The attribution for Fig 1A was incorrectly omitted. The publisher apologizes for this error.
Please see the complete, correct Fig 1 caption here.
Diagram (A) and photograph (B) of the setup. Two PHANToMTM force-feedback devices with paintbrush endings stroke the participant's occluded hand and the visible rubber hand. For testing proprioceptive drift, a probe dot is projected into the visual field using the CRT monitor and a semi-silvered mirror. The participant in (B) has given written informed consent, as outlined in the PLOS consent form, to publication of their photograph. C: The experimental procedure. D: Calibration points and lines along which strokes were applied, as well as temperature measurement location. Image for Fig 1A is courtesy of Rohde M, Di Luca M, Ernst MO (2011) The Rubber Hand Illusion: Feeling of Ownership and Proprioceptive Drift Do Not Go Hand in Hand. PLoS ONE 6(6): e21659. doi:10.1371/journal.pone.0021659.
- 1. Rohde M, Wold A, Karnath H-O, Ernst MO (2013) The Human Touch: Skin Temperature during the Rubber Hand Illusion in Manual and Automated Stroking Procedures. PLoS ONE 8(11): e80688. https://doi.org/10.1371/journal.pone.0080688 pmid:24260454

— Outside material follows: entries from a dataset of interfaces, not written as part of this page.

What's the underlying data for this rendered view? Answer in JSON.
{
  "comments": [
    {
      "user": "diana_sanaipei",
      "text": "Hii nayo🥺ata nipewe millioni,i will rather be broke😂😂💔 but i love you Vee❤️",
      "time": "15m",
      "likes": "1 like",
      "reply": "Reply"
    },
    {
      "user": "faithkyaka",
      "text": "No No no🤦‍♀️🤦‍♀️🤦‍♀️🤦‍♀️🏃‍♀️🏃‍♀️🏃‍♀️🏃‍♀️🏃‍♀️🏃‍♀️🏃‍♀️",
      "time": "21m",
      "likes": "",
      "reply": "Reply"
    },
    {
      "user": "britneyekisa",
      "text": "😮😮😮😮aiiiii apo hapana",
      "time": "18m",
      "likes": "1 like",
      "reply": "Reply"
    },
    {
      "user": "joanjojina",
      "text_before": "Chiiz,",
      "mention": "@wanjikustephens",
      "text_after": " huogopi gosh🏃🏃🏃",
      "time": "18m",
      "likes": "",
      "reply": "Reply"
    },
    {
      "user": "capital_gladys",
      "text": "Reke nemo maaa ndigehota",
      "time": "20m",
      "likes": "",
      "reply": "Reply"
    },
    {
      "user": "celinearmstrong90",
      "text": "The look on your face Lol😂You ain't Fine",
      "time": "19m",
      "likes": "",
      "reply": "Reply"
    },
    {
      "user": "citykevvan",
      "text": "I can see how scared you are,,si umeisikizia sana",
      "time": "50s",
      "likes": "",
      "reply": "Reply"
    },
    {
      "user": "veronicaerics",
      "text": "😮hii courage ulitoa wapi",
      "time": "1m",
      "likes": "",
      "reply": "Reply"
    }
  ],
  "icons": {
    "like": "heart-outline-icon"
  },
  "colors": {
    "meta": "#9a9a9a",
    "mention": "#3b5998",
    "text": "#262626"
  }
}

Citation: The PLOS ONE Staff (2017) Correction: The Human Touch: Skin Temperature during the Rubber Hand Illusion in Manual and Automated Stroking Procedures. PLoS ONE 12(12): e0189567. https://doi.org/10.1371/journal.pone.0189567
Published: December 7, 2017
Copyright: © 2017 The PLOS ONE Staff. This is an open access article distributed under the terms of the Creative Commons Attribution License, which permits unrestricted use, distribution, and reproduction in any medium, provided the original author and source are credited.